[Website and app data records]
*** Begin section ***
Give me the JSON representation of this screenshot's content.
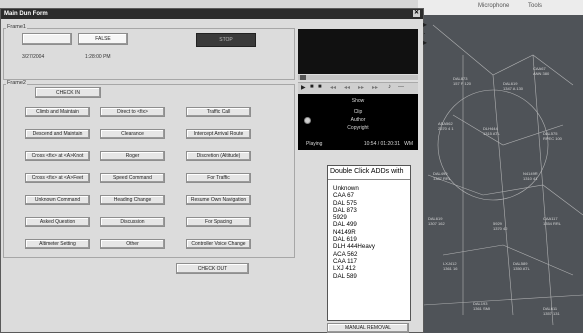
{
  "window": {
    "title": "Main Dun Form"
  },
  "frame1": {
    "label": "Frame1",
    "false_label": "FALSE",
    "stop_label": "STOP",
    "date": "3/27/2004",
    "time": "1:28:00 PM"
  },
  "frame2": {
    "label": "Frame2",
    "check_in": "CHECK IN",
    "check_out": "CHECK OUT",
    "columns": [
      [
        "Climb and Maintain",
        "Descend and Maintain",
        "Cross <fix> at <A>Knot",
        "Cross <fix> at <A>Feet",
        "Unknown Command",
        "Asked Question",
        "Altimeter Setting"
      ],
      [
        "Direct to <fix>",
        "Clearance",
        "Roger",
        "Speed Command",
        "Heading Change",
        "Discussion",
        "Other"
      ],
      [
        "Traffic Call",
        "Intercept Arrival Route",
        "Discretion (Altitude)",
        "For Traffic",
        "Resume Own Navigation",
        "For Spacing",
        "Controller Voice Change"
      ]
    ]
  },
  "player": {
    "show": "Show",
    "clip": "Clip",
    "author": "Author",
    "copyright": "Copyright",
    "status": "Playing",
    "time": "10:54 / 01:20:31",
    "format": "WM"
  },
  "listbox": {
    "header": "Double Click ADDs with",
    "items": [
      "Unknown",
      "CAA 67",
      "DAL 575",
      "DAL 873",
      "5929",
      "DAL 499",
      "N4149R",
      "DAL 619",
      "DLH 444Heavy",
      "ACA 562",
      "CAA 117",
      "LXJ 412",
      "DAL 589"
    ]
  },
  "manual_removal": "MANUAL REMOVAL",
  "desktop": {
    "microphone": "Microphone",
    "tools": "Tools"
  },
  "colors": {
    "titlebar": "#2b2b2b",
    "radar_bg": "#4f5358",
    "window_bg": "#dcdcdc"
  }
}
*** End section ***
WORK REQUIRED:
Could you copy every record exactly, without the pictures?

ANSWER:
Give me the JSON representation of this screenshot's content.
{
  "window": {
    "title": "Main Dun Form"
  },
  "frame1": {
    "label": "Frame1",
    "false_label": "FALSE",
    "stop_label": "STOP",
    "date": "3/27/2004",
    "time": "1:28:00 PM"
  },
  "frame2": {
    "label": "Frame2",
    "check_in": "CHECK IN",
    "check_out": "CHECK OUT",
    "columns": [
      [
        "Climb and Maintain",
        "Descend and Maintain",
        "Cross <fix> at <A>Knot",
        "Cross <fix> at <A>Feet",
        "Unknown Command",
        "Asked Question",
        "Altimeter Setting"
      ],
      [
        "Direct to <fix>",
        "Clearance",
        "Roger",
        "Speed Command",
        "Heading Change",
        "Discussion",
        "Other"
      ],
      [
        "Traffic Call",
        "Intercept Arrival Route",
        "Discretion (Altitude)",
        "For Traffic",
        "Resume Own Navigation",
        "For Spacing",
        "Controller Voice Change"
      ]
    ]
  },
  "player": {
    "show": "Show",
    "clip": "Clip",
    "author": "Author",
    "copyright": "Copyright",
    "status": "Playing",
    "time": "10:54 / 01:20:31",
    "format": "WM"
  },
  "listbox": {
    "header": "Double Click ADDs with",
    "items": [
      "Unknown",
      "CAA 67",
      "DAL 575",
      "DAL 873",
      "5929",
      "DAL 499",
      "N4149R",
      "DAL 619",
      "DLH 444Heavy",
      "ACA 562",
      "CAA 117",
      "LXJ 412",
      "DAL 589"
    ]
  },
  "manual_removal": "MANUAL REMOVAL",
  "desktop": {
    "microphone": "Microphone",
    "tools": "Tools"
  },
  "colors": {
    "titlebar": "#2b2b2b",
    "radar_bg": "#4f5358",
    "window_bg": "#dcdcdc"
  }
}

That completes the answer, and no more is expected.